Can you offer reassurance to customers? Depending on your product or service offering, many customers, and potential customers, could be worried about the safety of your workers as well as the product itself. Make sure to share measures you have put in place to adhere to guidelines. For physical products being delivered, it is also worth mentioning any issues or changes: it might be you normally promise one-day delivery but due to mail restrictions it could take longer to arrive, or even sharing that you offer contact-free delivery options.
Can you offer anything or solve a pain point? By this we don’t just mean any deals (although, we’re sure those would be appreciated: we’ve noticed a rise in companies offering free or cheaper online delivery to account for the fact that this is how most people are shopping), but anything new that you can bring to the conversation. This might be the opportunity to share your expertise about a certain area. A survey by GlobalWebIndex found 85% of the public approve of brands providing practical information or tips which help people dealing with the current situation.
Is it opportunistic? Brands who look like they are ‘cashing in’ on the crisis will not be well remembered – such as brands hiking up the price of essential products like hand soap or sanitiser.
As well as the copy, it’s also worth looking at the type of imagery you’re using. Predictive marketing AI tool Pattern89 found that there has been a 27.4% reduction in images and video ads featuring models touching (including holding hands, kissing, hugging or sharing hands). Instead, solo models or product led imagery have become the norm. If you are using images of a group of people (at a spa, for example), it can be worth calling out that it was taken before: maybe using it as a throwback Thursday post, or mention that you are reminiscing.
Focus on engagement
At a time where there is little else for people to do (especially with many people furloughed or unable to work from home), brands have reported seeing higher engagements on posts. SproutSocial found that across all networks and industries, brands are seeing an additional 44 engagements per day on average.
This means there is a fantastic opportunity to create regular content to drive that engagement: think about setting up a weekly or fortnightly quiz, how-to video or behind the scenes to encourage your fans on social media to keep coming back.
If you’re not sure exactly what your audience want to see, just ask! They could be craving a certain type of content that you can easily create for them.
Continue strong community management
No matter what sector you work in, you will no doubt be seeing more customer enquiries on social media – this includes people asking about reopening, when orders will arrive, or even asking about your policies. At the start of lockdown in the UK, many supermarkets had to deal with a host of complaints on social media over lack of food delivery slots, while airlines and hotel brands faced issues with people wanting to cancel or move holidays.
It can be frustrating for brands to deal with these questions, which may seem repetitive, but to the person messaging, it means a lot more.
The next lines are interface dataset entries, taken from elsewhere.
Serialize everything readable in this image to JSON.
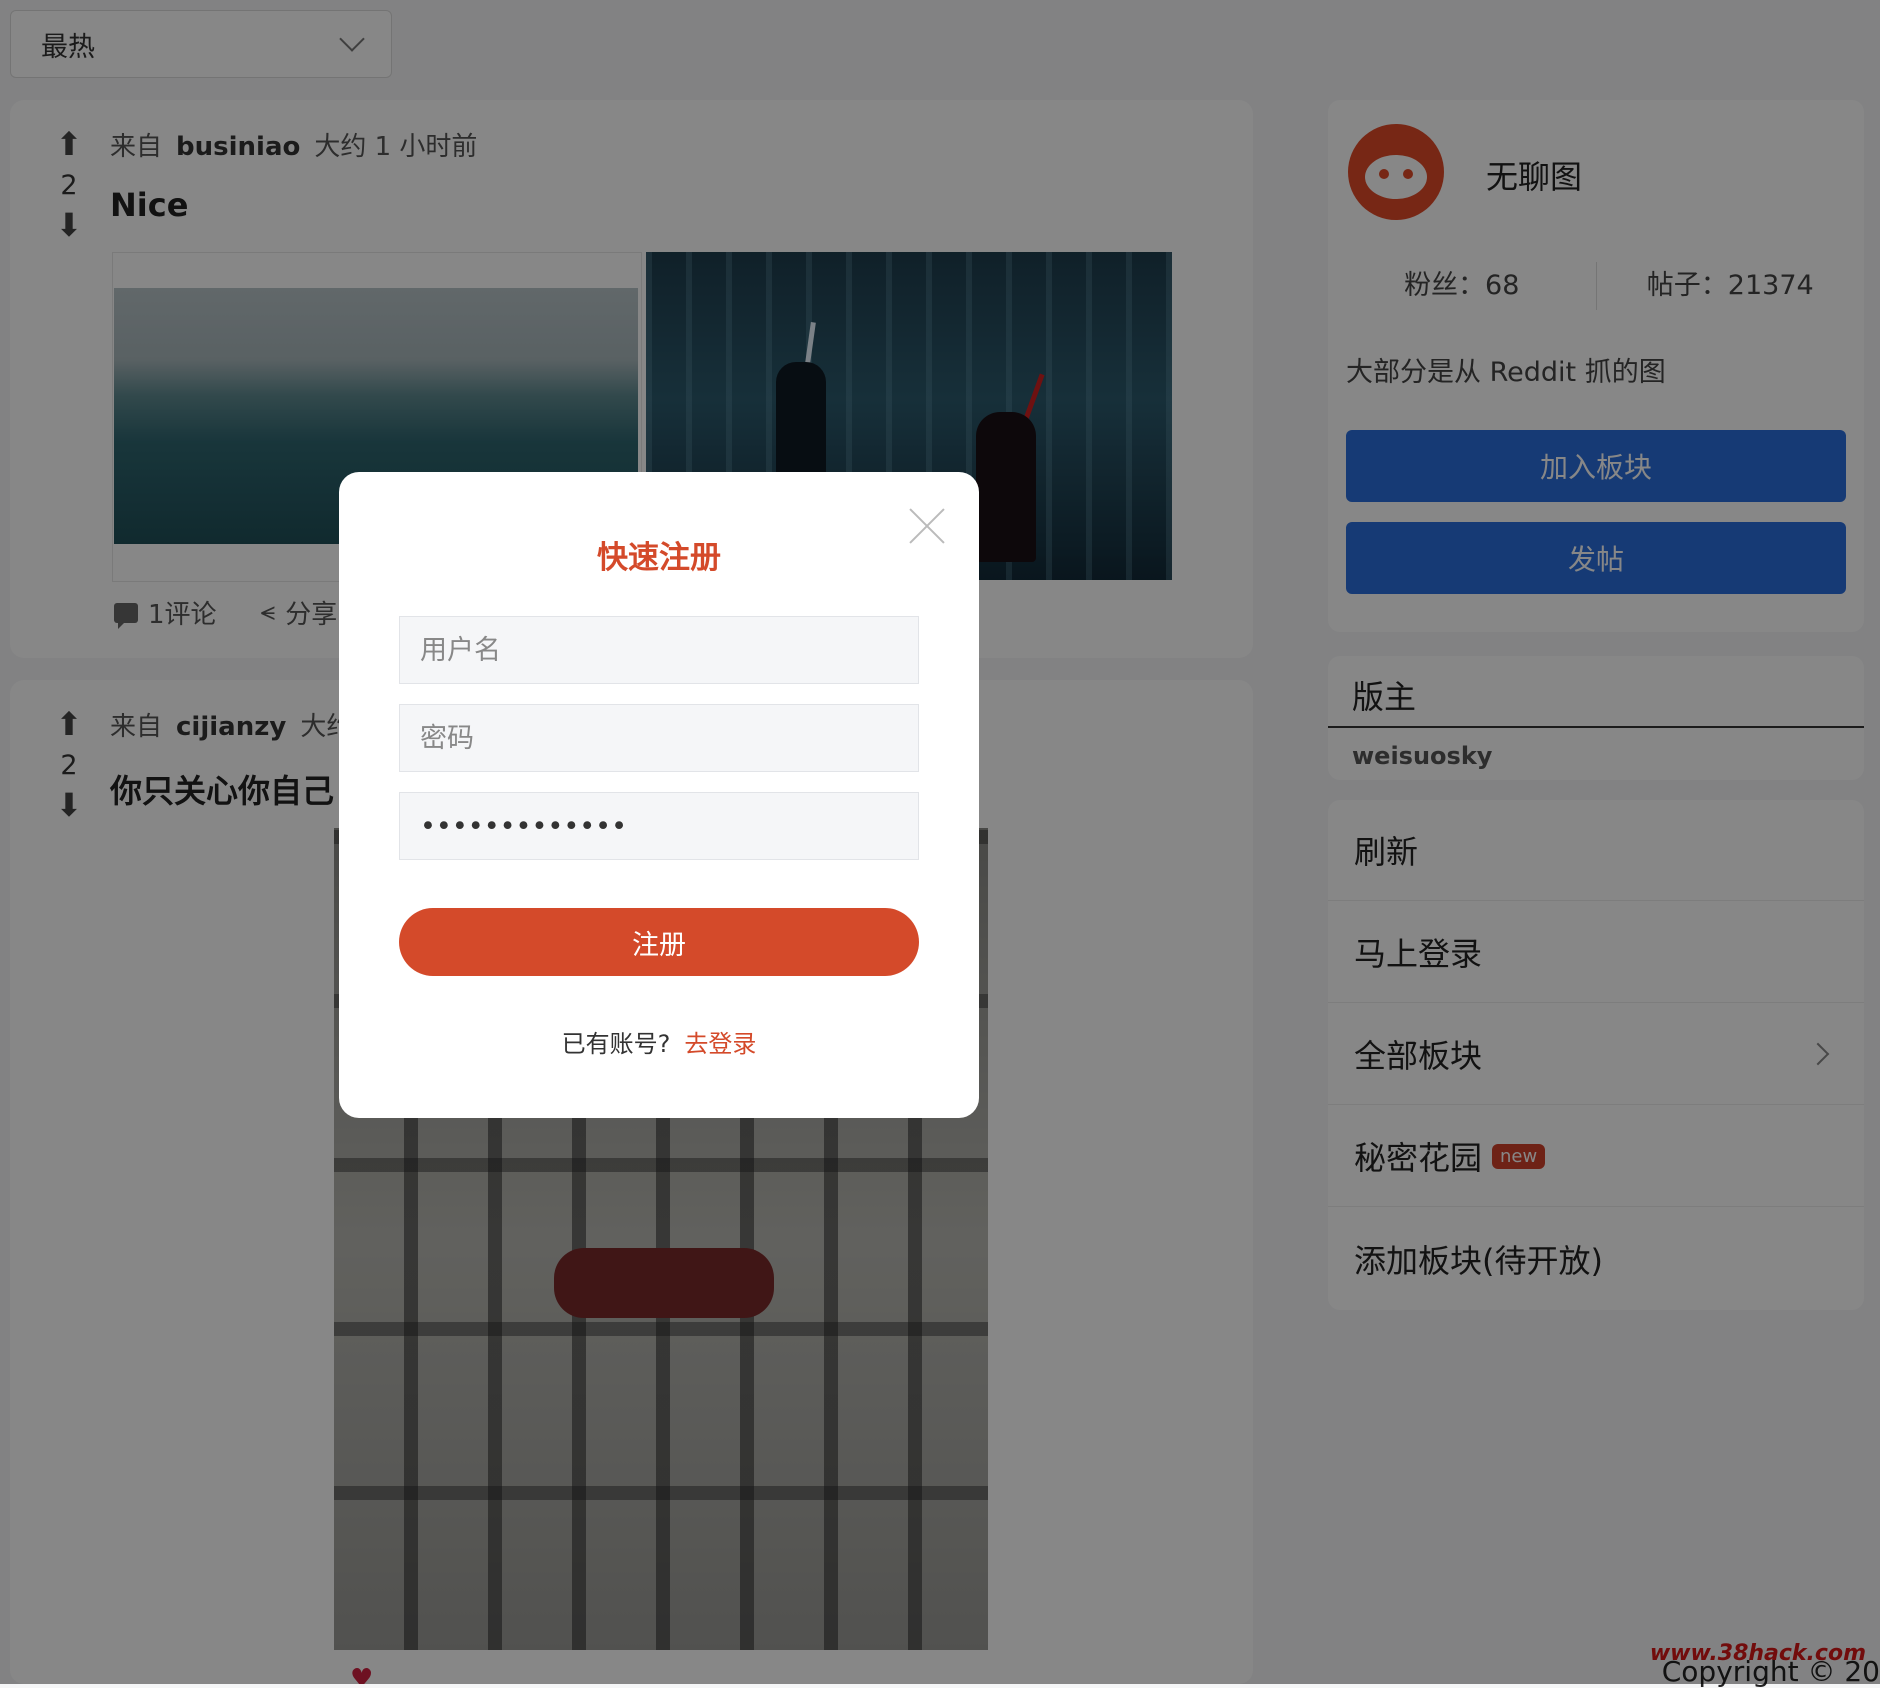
{
  "sort": {
    "selected": "最热"
  },
  "posts": [
    {
      "votes": "2",
      "from_label": "来自",
      "author": "businiao",
      "time": "大约 1 小时前",
      "title": "Nice",
      "comments": "1评论",
      "share": "分享"
    },
    {
      "votes": "2",
      "from_label": "来自",
      "author": "cijianzy",
      "time": "大约",
      "title": "你只关心你自己"
    }
  ],
  "board": {
    "name": "无聊图",
    "followers": "粉丝：68",
    "posts_count": "帖子：21374",
    "description": "大部分是从 Reddit 抓的图",
    "join_label": "加入板块",
    "post_label": "发帖"
  },
  "moderators": {
    "title": "版主",
    "user": "weisuosky"
  },
  "menu": {
    "refresh": "刷新",
    "login": "马上登录",
    "all_boards": "全部板块",
    "secret_garden": "秘密花园",
    "new_badge": "new",
    "add_board": "添加板块(待开放)"
  },
  "footer": {
    "copyright": "Copyright © 20",
    "watermark": "www.38hack.com"
  },
  "modal": {
    "title": "快速注册",
    "username_placeholder": "用户名",
    "password_placeholder": "密码",
    "password_value": "•••••••••••••",
    "register_label": "注册",
    "has_account": "已有账号?",
    "go_login": "去登录"
  },
  "icons": {
    "upvote": "arrow-up-icon",
    "downvote": "arrow-down-icon",
    "comment": "comment-icon",
    "share": "share-icon",
    "close": "close-icon",
    "dropdown": "chevron-down-icon",
    "menu_arrow": "chevron-right-icon"
  }
}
Continuing a strong community management practice can help to show customers that you have their interests at heart.
Remember, while your priorities - and those of your customers - have changed, it is key not to give up on marketing altogether. Social media offers you an opportunity to keep conversation going with fans in a way you can’t on other channels. Even if your output is reduced, or completely changed, you have a way to share your story, stay connected with your customers and keep your brand front of mind.
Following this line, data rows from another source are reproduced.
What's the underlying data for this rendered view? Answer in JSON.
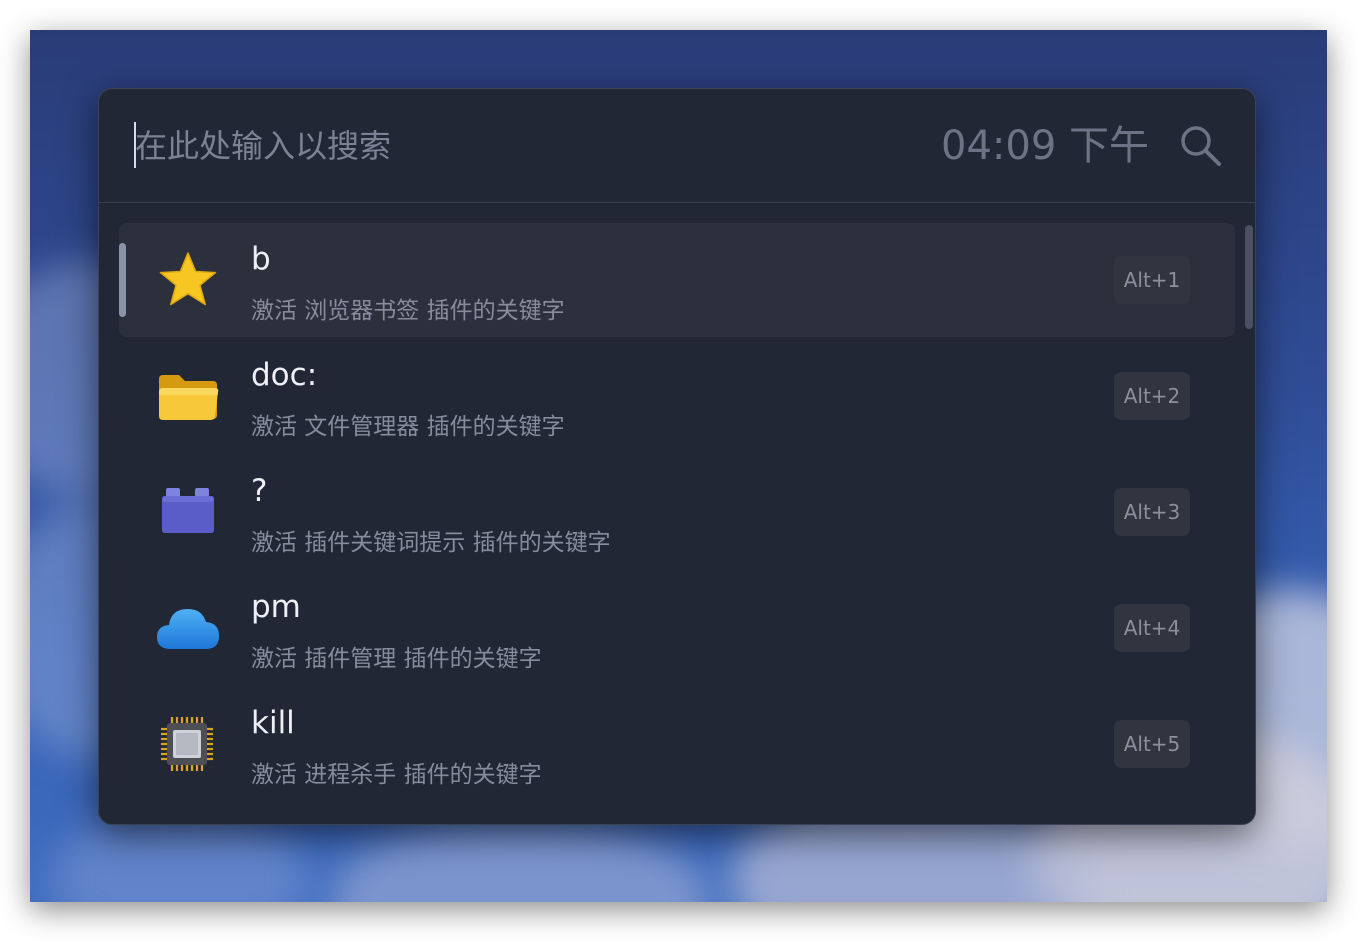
{
  "search": {
    "placeholder": "在此处输入以搜索",
    "value": "",
    "clock": "04:09 下午"
  },
  "results": [
    {
      "title": "b",
      "subtitle": "激活 浏览器书签 插件的关键字",
      "hotkey": "Alt+1",
      "icon": "star-icon",
      "selected": true
    },
    {
      "title": "doc:",
      "subtitle": "激活 文件管理器 插件的关键字",
      "hotkey": "Alt+2",
      "icon": "folder-icon",
      "selected": false
    },
    {
      "title": "?",
      "subtitle": "激活 插件关键词提示 插件的关键字",
      "hotkey": "Alt+3",
      "icon": "lego-block-icon",
      "selected": false
    },
    {
      "title": "pm",
      "subtitle": "激活 插件管理 插件的关键字",
      "hotkey": "Alt+4",
      "icon": "cloud-icon",
      "selected": false
    },
    {
      "title": "kill",
      "subtitle": "激活 进程杀手 插件的关键字",
      "hotkey": "Alt+5",
      "icon": "cpu-chip-icon",
      "selected": false
    }
  ],
  "colors": {
    "panel": "#222735",
    "selected_row": "#2c303d",
    "title_text": "#eef0f5",
    "subtitle_text": "#868c9c",
    "star": "#f6c623",
    "folder": "#f1b825",
    "lego": "#5a5dc8",
    "cloud": "#2d8fe6"
  }
}
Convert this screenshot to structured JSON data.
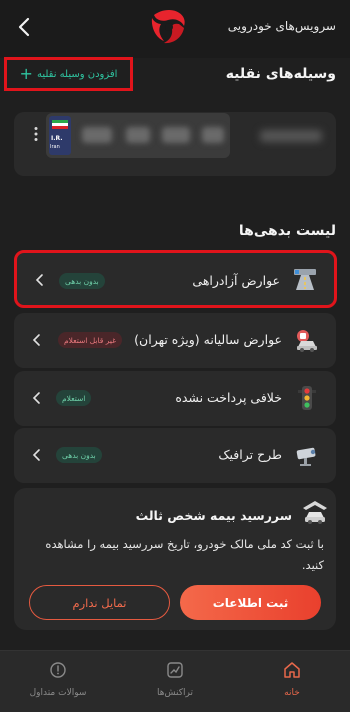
{
  "header": {
    "title": "سرویس‌های خودرویی",
    "back_icon": "chevron-left-icon",
    "logo_icon": "brand-logo-icon"
  },
  "vehicles": {
    "section_title": "وسیله‌های نقلیه",
    "add_label": "افزودن وسیله نقلیه",
    "plate": {
      "flag_text": "I.R.",
      "country_text": "Iran"
    }
  },
  "debts": {
    "section_title": "لیست بدهی‌ها",
    "items": [
      {
        "label": "عوارض آزادراهی",
        "badge": "بدون بدهی",
        "status": "ok",
        "icon": "freeway-icon"
      },
      {
        "label": "عوارض سالیانه (ویژه تهران)",
        "badge": "غیر قابل استعلام",
        "status": "bad",
        "icon": "car-annual-icon"
      },
      {
        "label": "خلافی پرداخت نشده",
        "badge": "استعلام",
        "status": "ok",
        "icon": "traffic-light-icon"
      },
      {
        "label": "طرح ترافیک",
        "badge": "بدون بدهی",
        "status": "ok",
        "icon": "traffic-camera-icon"
      }
    ]
  },
  "insurance": {
    "title": "سررسید بیمه شخص ثالث",
    "description": "با ثبت کد ملی مالک خودرو، تاریخ سررسید بیمه را مشاهده کنید.",
    "submit_label": "ثبت اطلاعات",
    "decline_label": "تمایل ندارم"
  },
  "nav": {
    "items": [
      {
        "label": "خانه",
        "icon": "home-icon",
        "active": true
      },
      {
        "label": "تراکنش‌ها",
        "icon": "transactions-icon",
        "active": false
      },
      {
        "label": "سوالات متداول",
        "icon": "faq-icon",
        "active": false
      }
    ]
  },
  "colors": {
    "accent": "#e9402d",
    "highlight": "#e0141b",
    "ok_badge": "#6fd0a9",
    "bad_badge": "#ea7a7f",
    "background": "#1b1b1b",
    "card": "#2a2a2a"
  }
}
You are not in this alone. If you feel you need help with pivoting your social media strategy, want to check you’re in the right direction, or just want some further reading, get in touch. We’re here for you, and we’re happy to help.